The case for localism

A 2014 report by Locality and Vanguard examined the reasons why people who need support are so often failed by the systems set up to help them. It challenged the assumption that the difficulties facing public services will be met through scale and standardisation, and argued that these strategies lead to public service systems which assess rather than understand, transact rather than build relationships, refer on rather than take responsibility, prescribe packages of activity rather than take the time to understand what improves a life. The result, according to the report, is that the problems people face are not resolved, that public services generate ever more ‘failure demand’, that resources are diverted to unproductive ends, and that costs are driven upwards.

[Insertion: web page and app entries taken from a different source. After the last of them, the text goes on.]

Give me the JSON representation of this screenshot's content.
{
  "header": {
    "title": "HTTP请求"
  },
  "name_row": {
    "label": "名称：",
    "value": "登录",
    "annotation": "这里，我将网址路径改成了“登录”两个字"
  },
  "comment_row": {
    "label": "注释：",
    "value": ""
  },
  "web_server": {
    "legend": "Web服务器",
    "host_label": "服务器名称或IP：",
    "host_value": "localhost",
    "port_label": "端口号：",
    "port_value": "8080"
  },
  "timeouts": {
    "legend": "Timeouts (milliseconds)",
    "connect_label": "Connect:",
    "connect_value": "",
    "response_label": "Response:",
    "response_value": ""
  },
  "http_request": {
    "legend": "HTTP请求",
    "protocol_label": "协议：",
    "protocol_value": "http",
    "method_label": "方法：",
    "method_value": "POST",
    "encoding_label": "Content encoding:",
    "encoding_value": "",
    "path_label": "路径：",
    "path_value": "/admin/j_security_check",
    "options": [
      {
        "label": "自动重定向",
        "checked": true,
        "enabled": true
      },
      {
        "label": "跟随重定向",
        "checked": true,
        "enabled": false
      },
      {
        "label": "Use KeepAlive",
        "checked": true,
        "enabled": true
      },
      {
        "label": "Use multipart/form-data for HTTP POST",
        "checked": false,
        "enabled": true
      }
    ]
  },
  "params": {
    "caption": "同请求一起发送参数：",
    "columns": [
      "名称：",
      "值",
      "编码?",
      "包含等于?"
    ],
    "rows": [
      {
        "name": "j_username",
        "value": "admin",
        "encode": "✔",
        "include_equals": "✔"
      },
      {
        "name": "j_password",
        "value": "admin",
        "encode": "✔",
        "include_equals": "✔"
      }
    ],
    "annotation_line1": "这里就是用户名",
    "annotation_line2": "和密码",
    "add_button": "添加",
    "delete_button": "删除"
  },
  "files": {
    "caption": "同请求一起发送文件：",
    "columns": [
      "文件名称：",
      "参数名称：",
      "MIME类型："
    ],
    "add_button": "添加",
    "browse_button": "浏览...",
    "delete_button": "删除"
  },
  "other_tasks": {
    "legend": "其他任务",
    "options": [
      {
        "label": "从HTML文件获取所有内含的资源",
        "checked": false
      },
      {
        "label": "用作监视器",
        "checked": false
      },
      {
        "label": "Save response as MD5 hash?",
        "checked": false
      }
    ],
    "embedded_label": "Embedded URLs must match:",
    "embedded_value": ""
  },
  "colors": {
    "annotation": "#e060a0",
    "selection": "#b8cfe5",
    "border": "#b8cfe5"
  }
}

 The report proposes that public services should be ‘local by default’, that they should help people help themselves, that they should focus on underlying purpose rather than outcome, and that they should manage value not cost.